**TASK INSTRUCTIONS:** An exact repetition of all the entries that follow is required.

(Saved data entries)
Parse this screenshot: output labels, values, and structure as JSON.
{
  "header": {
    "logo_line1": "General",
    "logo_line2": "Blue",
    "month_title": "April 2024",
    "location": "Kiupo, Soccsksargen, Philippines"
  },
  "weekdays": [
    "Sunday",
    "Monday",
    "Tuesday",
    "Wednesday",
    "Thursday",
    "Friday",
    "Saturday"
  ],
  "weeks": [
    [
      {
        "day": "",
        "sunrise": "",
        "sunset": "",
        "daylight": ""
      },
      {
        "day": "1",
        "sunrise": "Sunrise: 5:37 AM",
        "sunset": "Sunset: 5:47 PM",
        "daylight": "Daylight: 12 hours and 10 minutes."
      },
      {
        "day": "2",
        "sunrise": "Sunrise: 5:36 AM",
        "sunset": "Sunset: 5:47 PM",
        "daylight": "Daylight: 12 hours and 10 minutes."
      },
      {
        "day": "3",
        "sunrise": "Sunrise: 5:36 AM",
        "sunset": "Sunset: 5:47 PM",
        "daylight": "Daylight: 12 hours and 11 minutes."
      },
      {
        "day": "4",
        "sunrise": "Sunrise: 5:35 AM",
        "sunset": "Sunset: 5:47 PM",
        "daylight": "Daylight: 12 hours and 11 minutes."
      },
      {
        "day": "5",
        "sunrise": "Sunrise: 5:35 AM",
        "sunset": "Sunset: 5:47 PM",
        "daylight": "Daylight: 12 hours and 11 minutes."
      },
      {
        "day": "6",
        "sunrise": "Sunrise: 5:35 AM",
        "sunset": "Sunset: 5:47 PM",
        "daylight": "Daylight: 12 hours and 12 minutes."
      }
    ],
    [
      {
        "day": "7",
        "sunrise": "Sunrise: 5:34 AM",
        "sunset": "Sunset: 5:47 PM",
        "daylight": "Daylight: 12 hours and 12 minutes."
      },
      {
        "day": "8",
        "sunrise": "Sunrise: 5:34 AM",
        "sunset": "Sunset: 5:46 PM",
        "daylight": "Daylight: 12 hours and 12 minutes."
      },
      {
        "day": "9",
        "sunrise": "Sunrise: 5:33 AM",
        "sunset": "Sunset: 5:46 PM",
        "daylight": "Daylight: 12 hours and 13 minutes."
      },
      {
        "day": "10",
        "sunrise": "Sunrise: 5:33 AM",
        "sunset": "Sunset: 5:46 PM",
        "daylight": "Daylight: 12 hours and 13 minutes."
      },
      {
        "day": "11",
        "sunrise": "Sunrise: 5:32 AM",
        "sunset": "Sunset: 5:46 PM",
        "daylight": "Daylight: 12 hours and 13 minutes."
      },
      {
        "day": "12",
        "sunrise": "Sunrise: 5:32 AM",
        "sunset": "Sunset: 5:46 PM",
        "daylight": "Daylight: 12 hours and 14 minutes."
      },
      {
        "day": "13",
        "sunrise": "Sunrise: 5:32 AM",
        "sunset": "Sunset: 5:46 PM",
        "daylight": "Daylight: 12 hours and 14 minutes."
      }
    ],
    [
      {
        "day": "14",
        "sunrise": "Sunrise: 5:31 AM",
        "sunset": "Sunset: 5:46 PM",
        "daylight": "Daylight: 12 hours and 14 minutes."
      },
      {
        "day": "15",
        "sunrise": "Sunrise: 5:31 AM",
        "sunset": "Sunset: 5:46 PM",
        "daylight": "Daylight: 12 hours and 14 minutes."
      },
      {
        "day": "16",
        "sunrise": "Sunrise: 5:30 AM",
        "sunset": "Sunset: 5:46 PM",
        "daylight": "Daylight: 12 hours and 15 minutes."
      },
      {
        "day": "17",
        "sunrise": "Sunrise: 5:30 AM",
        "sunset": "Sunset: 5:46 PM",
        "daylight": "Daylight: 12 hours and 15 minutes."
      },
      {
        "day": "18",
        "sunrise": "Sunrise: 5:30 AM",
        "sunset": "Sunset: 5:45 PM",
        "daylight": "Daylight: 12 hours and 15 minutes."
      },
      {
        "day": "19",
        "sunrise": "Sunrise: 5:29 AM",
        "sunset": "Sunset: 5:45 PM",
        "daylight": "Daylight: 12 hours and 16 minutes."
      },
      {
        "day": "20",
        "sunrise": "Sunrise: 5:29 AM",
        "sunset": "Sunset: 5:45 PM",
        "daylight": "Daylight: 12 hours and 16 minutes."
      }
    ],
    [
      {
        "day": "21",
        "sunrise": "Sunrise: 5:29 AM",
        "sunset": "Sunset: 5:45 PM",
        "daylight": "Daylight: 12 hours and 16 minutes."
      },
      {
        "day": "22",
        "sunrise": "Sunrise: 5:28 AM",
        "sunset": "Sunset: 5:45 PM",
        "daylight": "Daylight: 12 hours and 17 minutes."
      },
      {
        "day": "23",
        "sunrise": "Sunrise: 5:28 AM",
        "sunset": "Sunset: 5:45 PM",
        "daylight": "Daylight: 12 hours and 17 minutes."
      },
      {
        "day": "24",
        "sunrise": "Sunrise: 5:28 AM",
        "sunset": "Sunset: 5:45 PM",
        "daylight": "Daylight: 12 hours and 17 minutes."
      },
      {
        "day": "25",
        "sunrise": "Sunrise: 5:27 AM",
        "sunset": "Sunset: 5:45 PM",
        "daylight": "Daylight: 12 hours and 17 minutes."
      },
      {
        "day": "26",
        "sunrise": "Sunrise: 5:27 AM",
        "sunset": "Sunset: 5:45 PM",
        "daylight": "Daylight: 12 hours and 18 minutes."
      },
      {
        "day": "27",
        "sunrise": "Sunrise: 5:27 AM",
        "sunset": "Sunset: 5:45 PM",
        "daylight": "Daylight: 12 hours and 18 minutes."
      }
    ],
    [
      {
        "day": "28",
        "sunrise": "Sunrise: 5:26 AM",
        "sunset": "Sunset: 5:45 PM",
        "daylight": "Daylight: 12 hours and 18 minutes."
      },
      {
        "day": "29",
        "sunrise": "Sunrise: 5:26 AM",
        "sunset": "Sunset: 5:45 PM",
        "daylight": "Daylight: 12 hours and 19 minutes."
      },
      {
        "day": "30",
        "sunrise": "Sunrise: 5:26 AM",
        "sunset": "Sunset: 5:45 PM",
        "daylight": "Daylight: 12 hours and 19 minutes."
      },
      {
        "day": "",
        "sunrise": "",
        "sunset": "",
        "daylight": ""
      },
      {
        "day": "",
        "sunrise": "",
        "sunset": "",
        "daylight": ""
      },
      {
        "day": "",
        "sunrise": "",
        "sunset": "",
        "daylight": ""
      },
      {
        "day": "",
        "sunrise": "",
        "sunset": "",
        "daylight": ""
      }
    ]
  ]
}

**OUTPUT FOR THIS EXERCISE:**
Parse this screenshot: output labels, values, and structure as JSON.
{
  "header": {
    "logo_line1": "General",
    "logo_line2": "Blue",
    "month_title": "April 2024",
    "location": "Kiupo, Soccsksargen, Philippines"
  },
  "weekdays": [
    "Sunday",
    "Monday",
    "Tuesday",
    "Wednesday",
    "Thursday",
    "Friday",
    "Saturday"
  ],
  "weeks": [
    [
      {
        "day": "",
        "sunrise": "",
        "sunset": "",
        "daylight": ""
      },
      {
        "day": "1",
        "sunrise": "Sunrise: 5:37 AM",
        "sunset": "Sunset: 5:47 PM",
        "daylight": "Daylight: 12 hours and 10 minutes."
      },
      {
        "day": "2",
        "sunrise": "Sunrise: 5:36 AM",
        "sunset": "Sunset: 5:47 PM",
        "daylight": "Daylight: 12 hours and 10 minutes."
      },
      {
        "day": "3",
        "sunrise": "Sunrise: 5:36 AM",
        "sunset": "Sunset: 5:47 PM",
        "daylight": "Daylight: 12 hours and 11 minutes."
      },
      {
        "day": "4",
        "sunrise": "Sunrise: 5:35 AM",
        "sunset": "Sunset: 5:47 PM",
        "daylight": "Daylight: 12 hours and 11 minutes."
      },
      {
        "day": "5",
        "sunrise": "Sunrise: 5:35 AM",
        "sunset": "Sunset: 5:47 PM",
        "daylight": "Daylight: 12 hours and 11 minutes."
      },
      {
        "day": "6",
        "sunrise": "Sunrise: 5:35 AM",
        "sunset": "Sunset: 5:47 PM",
        "daylight": "Daylight: 12 hours and 12 minutes."
      }
    ],
    [
      {
        "day": "7",
        "sunrise": "Sunrise: 5:34 AM",
        "sunset": "Sunset: 5:47 PM",
        "daylight": "Daylight: 12 hours and 12 minutes."
      },
      {
        "day": "8",
        "sunrise": "Sunrise: 5:34 AM",
        "sunset": "Sunset: 5:46 PM",
        "daylight": "Daylight: 12 hours and 12 minutes."
      },
      {
        "day": "9",
        "sunrise": "Sunrise: 5:33 AM",
        "sunset": "Sunset: 5:46 PM",
        "daylight": "Daylight: 12 hours and 13 minutes."
      },
      {
        "day": "10",
        "sunrise": "Sunrise: 5:33 AM",
        "sunset": "Sunset: 5:46 PM",
        "daylight": "Daylight: 12 hours and 13 minutes."
      },
      {
        "day": "11",
        "sunrise": "Sunrise: 5:32 AM",
        "sunset": "Sunset: 5:46 PM",
        "daylight": "Daylight: 12 hours and 13 minutes."
      },
      {
        "day": "12",
        "sunrise": "Sunrise: 5:32 AM",
        "sunset": "Sunset: 5:46 PM",
        "daylight": "Daylight: 12 hours and 14 minutes."
      },
      {
        "day": "13",
        "sunrise": "Sunrise: 5:32 AM",
        "sunset": "Sunset: 5:46 PM",
        "daylight": "Daylight: 12 hours and 14 minutes."
      }
    ],
    [
      {
        "day": "14",
        "sunrise": "Sunrise: 5:31 AM",
        "sunset": "Sunset: 5:46 PM",
        "daylight": "Daylight: 12 hours and 14 minutes."
      },
      {
        "day": "15",
        "sunrise": "Sunrise: 5:31 AM",
        "sunset": "Sunset: 5:46 PM",
        "daylight": "Daylight: 12 hours and 14 minutes."
      },
      {
        "day": "16",
        "sunrise": "Sunrise: 5:30 AM",
        "sunset": "Sunset: 5:46 PM",
        "daylight": "Daylight: 12 hours and 15 minutes."
      },
      {
        "day": "17",
        "sunrise": "Sunrise: 5:30 AM",
        "sunset": "Sunset: 5:46 PM",
        "daylight": "Daylight: 12 hours and 15 minutes."
      },
      {
        "day": "18",
        "sunrise": "Sunrise: 5:30 AM",
        "sunset": "Sunset: 5:45 PM",
        "daylight": "Daylight: 12 hours and 15 minutes."
      },
      {
        "day": "19",
        "sunrise": "Sunrise: 5:29 AM",
        "sunset": "Sunset: 5:45 PM",
        "daylight": "Daylight: 12 hours and 16 minutes."
      },
      {
        "day": "20",
        "sunrise": "Sunrise: 5:29 AM",
        "sunset": "Sunset: 5:45 PM",
        "daylight": "Daylight: 12 hours and 16 minutes."
      }
    ],
    [
      {
        "day": "21",
        "sunrise": "Sunrise: 5:29 AM",
        "sunset": "Sunset: 5:45 PM",
        "daylight": "Daylight: 12 hours and 16 minutes."
      },
      {
        "day": "22",
        "sunrise": "Sunrise: 5:28 AM",
        "sunset": "Sunset: 5:45 PM",
        "daylight": "Daylight: 12 hours and 17 minutes."
      },
      {
        "day": "23",
        "sunrise": "Sunrise: 5:28 AM",
        "sunset": "Sunset: 5:45 PM",
        "daylight": "Daylight: 12 hours and 17 minutes."
      },
      {
        "day": "24",
        "sunrise": "Sunrise: 5:28 AM",
        "sunset": "Sunset: 5:45 PM",
        "daylight": "Daylight: 12 hours and 17 minutes."
      },
      {
        "day": "25",
        "sunrise": "Sunrise: 5:27 AM",
        "sunset": "Sunset: 5:45 PM",
        "daylight": "Daylight: 12 hours and 17 minutes."
      },
      {
        "day": "26",
        "sunrise": "Sunrise: 5:27 AM",
        "sunset": "Sunset: 5:45 PM",
        "daylight": "Daylight: 12 hours and 18 minutes."
      },
      {
        "day": "27",
        "sunrise": "Sunrise: 5:27 AM",
        "sunset": "Sunset: 5:45 PM",
        "daylight": "Daylight: 12 hours and 18 minutes."
      }
    ],
    [
      {
        "day": "28",
        "sunrise": "Sunrise: 5:26 AM",
        "sunset": "Sunset: 5:45 PM",
        "daylight": "Daylight: 12 hours and 18 minutes."
      },
      {
        "day": "29",
        "sunrise": "Sunrise: 5:26 AM",
        "sunset": "Sunset: 5:45 PM",
        "daylight": "Daylight: 12 hours and 19 minutes."
      },
      {
        "day": "30",
        "sunrise": "Sunrise: 5:26 AM",
        "sunset": "Sunset: 5:45 PM",
        "daylight": "Daylight: 12 hours and 19 minutes."
      },
      {
        "day": "",
        "sunrise": "",
        "sunset": "",
        "daylight": ""
      },
      {
        "day": "",
        "sunrise": "",
        "sunset": "",
        "daylight": ""
      },
      {
        "day": "",
        "sunrise": "",
        "sunset": "",
        "daylight": ""
      },
      {
        "day": "",
        "sunrise": "",
        "sunset": "",
        "daylight": ""
      }
    ]
  ]
}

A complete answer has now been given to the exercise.